Jake Maikkula, an incoming freshman, will join Stanford football this fall as an offensive tackle. Born in Austin, Texas, and raised in Sedalia, Colorado, Maikkula began playing non-tackle football at an early age after being inspired by his father, who played college football. Though Maikkula said in an interview with The Daily that his family had always been a “baseball family,” he eventually transitioned into playing tackle football as a middle schooler.
When Maikkula was a sophomore at Valor Christian High School in Colorado, he realized he had a chance at playing football at college after receiving words of encouragement from his coach who told him that he “had a really high ceiling and could potentially succeed if [he] kept working.”
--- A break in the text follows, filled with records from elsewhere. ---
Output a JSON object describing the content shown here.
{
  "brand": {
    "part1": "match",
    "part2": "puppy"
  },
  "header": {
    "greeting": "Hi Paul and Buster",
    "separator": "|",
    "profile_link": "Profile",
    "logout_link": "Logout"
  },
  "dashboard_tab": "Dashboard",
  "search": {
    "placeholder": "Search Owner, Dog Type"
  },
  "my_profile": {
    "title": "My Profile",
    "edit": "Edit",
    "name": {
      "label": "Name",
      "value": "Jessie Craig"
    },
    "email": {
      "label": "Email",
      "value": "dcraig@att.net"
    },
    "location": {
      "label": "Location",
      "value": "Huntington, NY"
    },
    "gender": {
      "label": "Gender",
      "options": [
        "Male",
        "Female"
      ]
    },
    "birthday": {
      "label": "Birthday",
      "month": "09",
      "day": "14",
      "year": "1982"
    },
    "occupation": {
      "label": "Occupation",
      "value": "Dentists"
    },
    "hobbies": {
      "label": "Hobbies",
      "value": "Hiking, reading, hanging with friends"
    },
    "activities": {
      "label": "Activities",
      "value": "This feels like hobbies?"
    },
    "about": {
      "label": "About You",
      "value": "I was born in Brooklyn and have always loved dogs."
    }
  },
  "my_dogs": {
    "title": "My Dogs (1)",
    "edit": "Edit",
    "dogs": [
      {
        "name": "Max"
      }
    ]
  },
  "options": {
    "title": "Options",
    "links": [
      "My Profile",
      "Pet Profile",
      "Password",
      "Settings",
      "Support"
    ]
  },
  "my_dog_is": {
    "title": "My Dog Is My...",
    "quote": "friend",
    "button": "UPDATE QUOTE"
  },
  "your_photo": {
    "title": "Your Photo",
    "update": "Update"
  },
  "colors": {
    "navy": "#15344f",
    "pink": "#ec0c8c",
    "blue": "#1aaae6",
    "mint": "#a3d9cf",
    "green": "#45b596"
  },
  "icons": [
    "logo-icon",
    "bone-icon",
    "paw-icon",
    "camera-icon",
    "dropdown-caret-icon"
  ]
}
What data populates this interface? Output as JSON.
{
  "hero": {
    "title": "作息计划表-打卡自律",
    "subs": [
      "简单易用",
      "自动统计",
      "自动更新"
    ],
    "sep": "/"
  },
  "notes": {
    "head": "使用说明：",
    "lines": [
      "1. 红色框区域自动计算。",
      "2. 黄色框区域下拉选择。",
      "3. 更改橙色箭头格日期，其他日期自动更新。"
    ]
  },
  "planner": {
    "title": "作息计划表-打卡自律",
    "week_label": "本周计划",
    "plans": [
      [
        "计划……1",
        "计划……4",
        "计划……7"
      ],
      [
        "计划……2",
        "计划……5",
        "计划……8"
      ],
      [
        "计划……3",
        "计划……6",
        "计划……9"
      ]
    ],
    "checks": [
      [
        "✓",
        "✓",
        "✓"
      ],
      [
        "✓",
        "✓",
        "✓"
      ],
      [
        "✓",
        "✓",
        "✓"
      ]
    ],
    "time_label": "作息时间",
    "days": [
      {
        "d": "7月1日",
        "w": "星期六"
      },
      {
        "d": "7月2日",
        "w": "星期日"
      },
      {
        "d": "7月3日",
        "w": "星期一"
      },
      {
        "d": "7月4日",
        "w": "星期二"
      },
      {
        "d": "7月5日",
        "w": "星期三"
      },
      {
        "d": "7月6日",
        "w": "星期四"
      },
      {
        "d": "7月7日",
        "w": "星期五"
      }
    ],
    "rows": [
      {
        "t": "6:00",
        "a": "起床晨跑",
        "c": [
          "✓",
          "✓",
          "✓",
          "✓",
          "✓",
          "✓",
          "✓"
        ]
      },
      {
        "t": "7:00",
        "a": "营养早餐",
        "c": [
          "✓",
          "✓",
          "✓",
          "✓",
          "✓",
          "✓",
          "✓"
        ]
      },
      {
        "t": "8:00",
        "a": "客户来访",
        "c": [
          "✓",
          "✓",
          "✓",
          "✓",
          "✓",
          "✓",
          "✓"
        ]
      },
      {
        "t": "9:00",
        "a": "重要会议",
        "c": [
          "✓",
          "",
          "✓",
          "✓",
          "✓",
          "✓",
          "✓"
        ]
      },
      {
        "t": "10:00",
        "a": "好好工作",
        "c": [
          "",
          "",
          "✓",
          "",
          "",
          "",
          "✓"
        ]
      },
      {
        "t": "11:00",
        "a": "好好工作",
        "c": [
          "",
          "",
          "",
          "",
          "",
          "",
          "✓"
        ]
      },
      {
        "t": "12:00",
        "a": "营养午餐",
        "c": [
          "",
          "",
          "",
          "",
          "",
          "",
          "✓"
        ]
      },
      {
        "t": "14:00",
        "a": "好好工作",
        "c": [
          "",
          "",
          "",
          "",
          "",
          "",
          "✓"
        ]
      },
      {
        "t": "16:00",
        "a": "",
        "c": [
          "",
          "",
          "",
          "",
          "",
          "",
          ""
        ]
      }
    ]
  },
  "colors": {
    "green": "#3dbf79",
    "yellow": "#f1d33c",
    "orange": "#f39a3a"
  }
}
During his senior year of high school, Maikkula, a three-star offensive tackle, led his team to the State Championships after securing a victory in a single playoff game, against a team that he had lost to two years prior.
After leading Valor Christian to a pair of 5A state runners-up finishes and ranking third in Colorado, Maikkula committed to Stanford on July 31, 2021.
“I think [Stanford] is an amazing place,” Maikkula said. “The combination of academics and athletics is amazing. I also really like the coaches, the people, and the players that I talk to within the football organization. It’s just the type of people I want to be around and spend my time with.”
Anton Ouyang — Golf
Anton Ouyang will join Stanford this fall after being recruited to the golf team.
Ouyang’s career in golf began at the age of one when his father, an avid golfer himself, introduced him to the sport. Ouyang told The Daily he began enjoying golf as he became more experienced, remembering memories of his father taking him to the golf range at night.
“I sort of fell in love with golf myself because it was a good time to spend time with my family,” Ouyang said. “Every shot is different, so that was the thing that I felt was challenging and interesting to me.”
At five years old, Ouyang competed in his first golf tournament at the Santa Teresa Golf Club, a junior golf club in San Jose. There, Ouyang made his first golf friends and began to enjoy competing against other golfers. At twelve years old, Ouyang competed in the IMG Junior World Golf Championships in San Diego, winning the tournament and gaining hopes for a future in golf.
“The tournament gave me a confidence booster and really pushed me to try to pursue the sport in college and possibly professionally,” Ouyang said.
At fourteen years old, Ouyang made it to the American Junior Golf Association Junior All-Star Team, making him one of the top 10 junior players nationwide. As a senior in high school, Ouyang continued to play at higher levels, eventually ranking 8th in the U.S.
At Stanford, Ouyang looks forward to “being on the same team with some of the top golfers while also being able to practice with them, learn from them, and chase the dreams of possibly winning an NCAA championship.”
All four athletes expressed their excitement to train and compete with equally talented teammates at Stanford this semester. They reflected on how persistence and hard work were key to their success and will remain key to them as they play at the collegiate level.